------ MATERIALS PROVIDED ------

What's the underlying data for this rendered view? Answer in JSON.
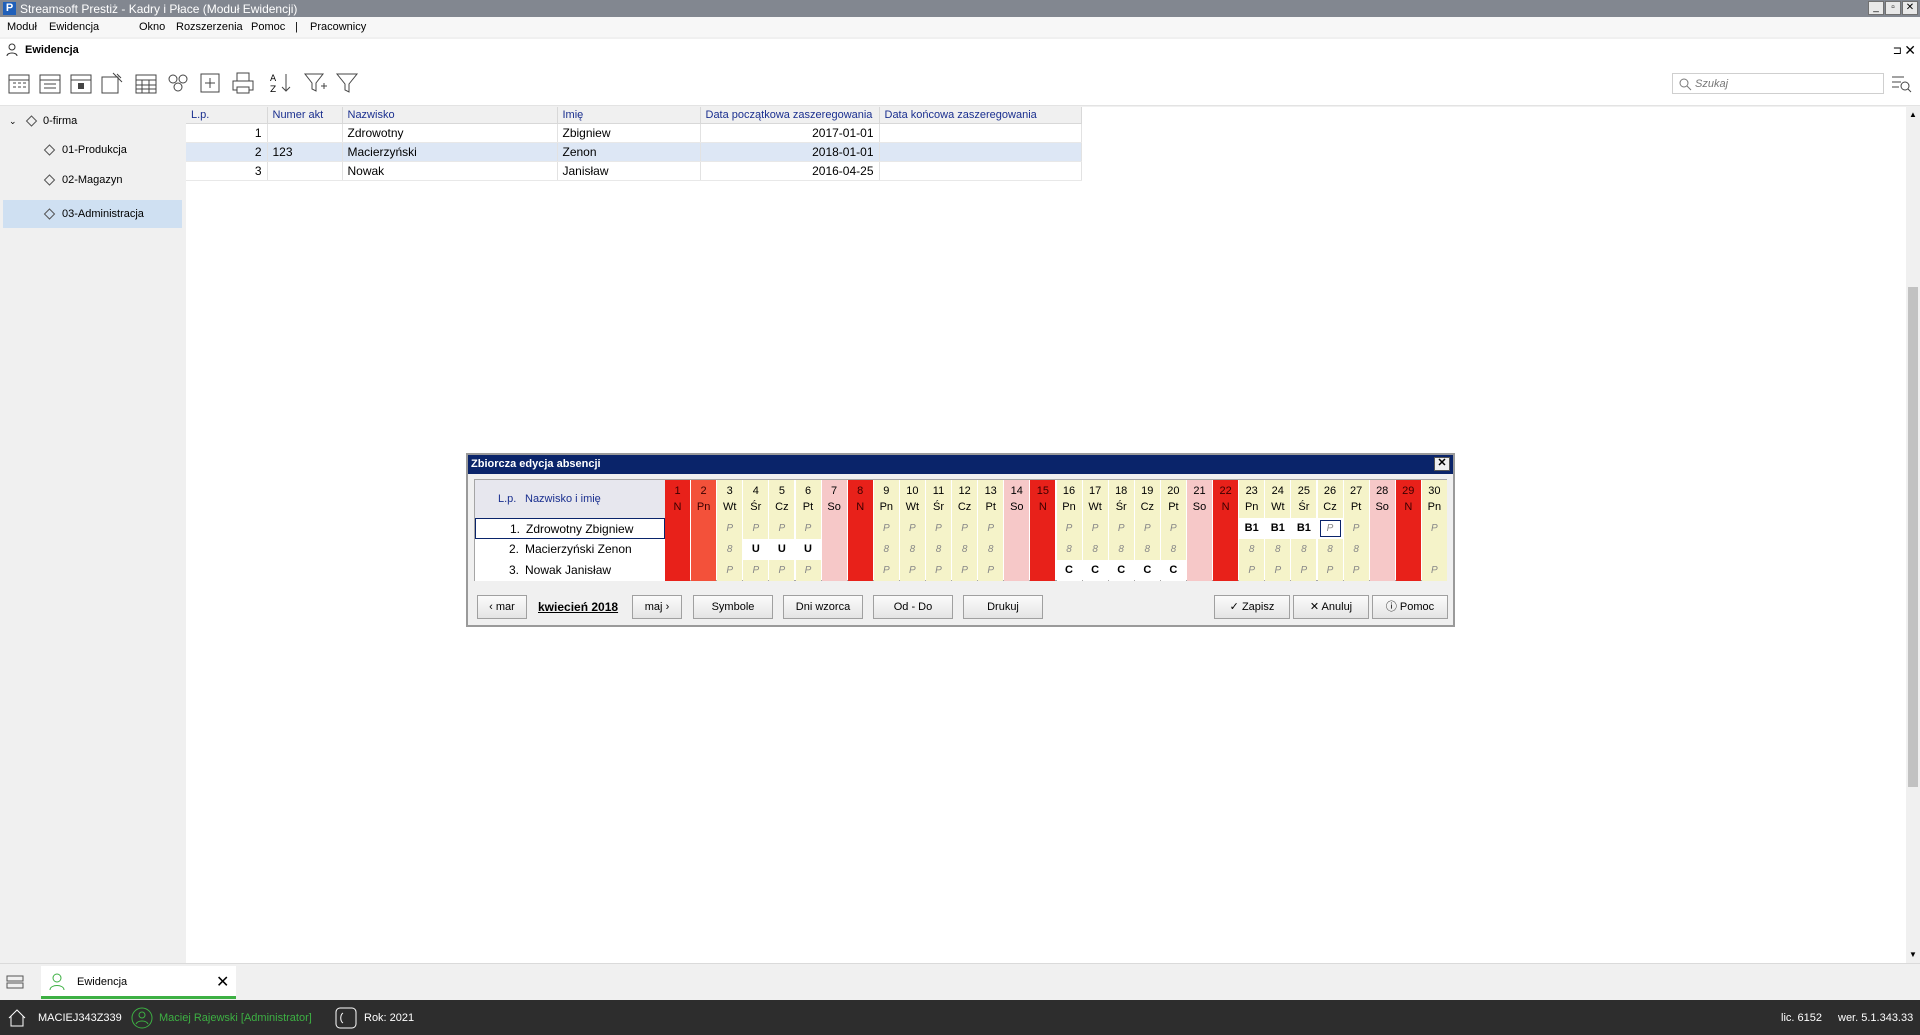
{
  "window": {
    "title": "Streamsoft Prestiż - Kadry i Płace (Moduł Ewidencji)",
    "logo": "P"
  },
  "menu": [
    "Moduł",
    "Ewidencja",
    "Okno",
    "Rozszerzenia",
    "Pomoc",
    "|",
    "Pracownicy"
  ],
  "doc": {
    "title": "Ewidencja",
    "pin": "⊐",
    "close": "✕"
  },
  "search": {
    "placeholder": "Szukaj"
  },
  "tree": [
    {
      "label": "0-firma"
    },
    {
      "label": "01-Produkcja"
    },
    {
      "label": "02-Magazyn"
    },
    {
      "label": "03-Administracja"
    }
  ],
  "employees": {
    "columns": [
      "L.p.",
      "Numer akt",
      "Nazwisko",
      "Imię",
      "Data początkowa zaszeregowania",
      "Data końcowa zaszeregowania"
    ],
    "rows": [
      {
        "lp": "1",
        "akt": "",
        "nazwisko": "Zdrowotny",
        "imie": "Zbigniew",
        "od": "2017-01-01",
        "do": ""
      },
      {
        "lp": "2",
        "akt": "123",
        "nazwisko": "Macierzyński",
        "imie": "Zenon",
        "od": "2018-01-01",
        "do": ""
      },
      {
        "lp": "3",
        "akt": "",
        "nazwisko": "Nowak",
        "imie": "Janisław",
        "od": "2016-04-25",
        "do": ""
      }
    ]
  },
  "dialog": {
    "title": "Zbiorcza edycja absencji",
    "close": "✕",
    "header_lp": "L.p.",
    "header_name": "Nazwisko i imię",
    "days": [
      {
        "n": "1",
        "d": "N",
        "t": "red"
      },
      {
        "n": "2",
        "d": "Pn",
        "t": "orange"
      },
      {
        "n": "3",
        "d": "Wt",
        "t": "w"
      },
      {
        "n": "4",
        "d": "Śr",
        "t": "w"
      },
      {
        "n": "5",
        "d": "Cz",
        "t": "w"
      },
      {
        "n": "6",
        "d": "Pt",
        "t": "w"
      },
      {
        "n": "7",
        "d": "So",
        "t": "pink"
      },
      {
        "n": "8",
        "d": "N",
        "t": "red"
      },
      {
        "n": "9",
        "d": "Pn",
        "t": "w"
      },
      {
        "n": "10",
        "d": "Wt",
        "t": "w"
      },
      {
        "n": "11",
        "d": "Śr",
        "t": "w"
      },
      {
        "n": "12",
        "d": "Cz",
        "t": "w"
      },
      {
        "n": "13",
        "d": "Pt",
        "t": "w"
      },
      {
        "n": "14",
        "d": "So",
        "t": "pink"
      },
      {
        "n": "15",
        "d": "N",
        "t": "red"
      },
      {
        "n": "16",
        "d": "Pn",
        "t": "w"
      },
      {
        "n": "17",
        "d": "Wt",
        "t": "w"
      },
      {
        "n": "18",
        "d": "Śr",
        "t": "w"
      },
      {
        "n": "19",
        "d": "Cz",
        "t": "w"
      },
      {
        "n": "20",
        "d": "Pt",
        "t": "w"
      },
      {
        "n": "21",
        "d": "So",
        "t": "pink"
      },
      {
        "n": "22",
        "d": "N",
        "t": "red"
      },
      {
        "n": "23",
        "d": "Pn",
        "t": "w"
      },
      {
        "n": "24",
        "d": "Wt",
        "t": "w"
      },
      {
        "n": "25",
        "d": "Śr",
        "t": "w"
      },
      {
        "n": "26",
        "d": "Cz",
        "t": "w"
      },
      {
        "n": "27",
        "d": "Pt",
        "t": "w"
      },
      {
        "n": "28",
        "d": "So",
        "t": "pink"
      },
      {
        "n": "29",
        "d": "N",
        "t": "red"
      },
      {
        "n": "30",
        "d": "Pn",
        "t": "w"
      }
    ],
    "rows": [
      {
        "lp": "1.",
        "name": "Zdrowotny Zbigniew",
        "cells": [
          "",
          "",
          "P",
          "P",
          "P",
          "P",
          "",
          "",
          "P",
          "P",
          "P",
          "P",
          "P",
          "",
          "",
          "P",
          "P",
          "P",
          "P",
          "P",
          "",
          "",
          "B1",
          "B1",
          "B1",
          "P",
          "P",
          "",
          "",
          "P"
        ]
      },
      {
        "lp": "2.",
        "name": "Macierzyński Zenon",
        "cells": [
          "",
          "",
          "8",
          "U",
          "U",
          "U",
          "",
          "",
          "8",
          "8",
          "8",
          "8",
          "8",
          "",
          "",
          "8",
          "8",
          "8",
          "8",
          "8",
          "",
          "",
          "8",
          "8",
          "8",
          "8",
          "8",
          "",
          "",
          ""
        ]
      },
      {
        "lp": "3.",
        "name": "Nowak Janisław",
        "cells": [
          "",
          "",
          "P",
          "P",
          "P",
          "P",
          "",
          "",
          "P",
          "P",
          "P",
          "P",
          "P",
          "",
          "",
          "C",
          "C",
          "C",
          "C",
          "C",
          "",
          "",
          "P",
          "P",
          "P",
          "P",
          "P",
          "",
          "",
          "P"
        ]
      }
    ],
    "buttons": {
      "prev_month": "mar",
      "month": "kwiecień 2018",
      "next_month": "maj",
      "symbole": "Symbole",
      "dni_wzorca": "Dni wzorca",
      "od_do": "Od - Do",
      "drukuj": "Drukuj",
      "zapisz": "Zapisz",
      "anuluj": "Anuluj",
      "pomoc": "Pomoc"
    }
  },
  "taskbar": {
    "tab_label": "Ewidencja",
    "tab_close": "✕"
  },
  "status": {
    "host": "MACIEJ343Z339",
    "user": "Maciej Rajewski [Administrator]",
    "year": "Rok: 2021",
    "license": "lic. 6152",
    "version": "wer. 5.1.343.33"
  },
  "colors": {
    "red": "#e8211a",
    "orange": "#f3513a",
    "pink": "#f6c8c8",
    "workday_bg": "#f5f3c9",
    "title_bg": "#0a246a",
    "accent_green": "#3db043"
  }
}
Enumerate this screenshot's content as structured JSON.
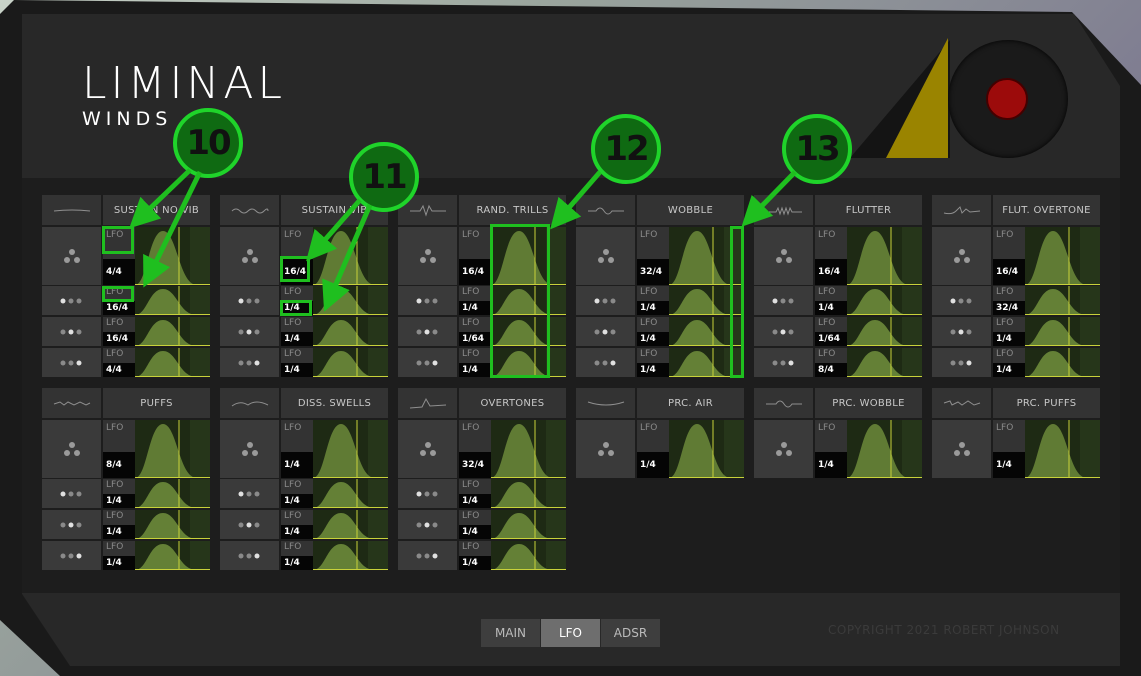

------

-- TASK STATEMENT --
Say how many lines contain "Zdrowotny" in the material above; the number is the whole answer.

-- SOLUTION TO THIS TASK --
2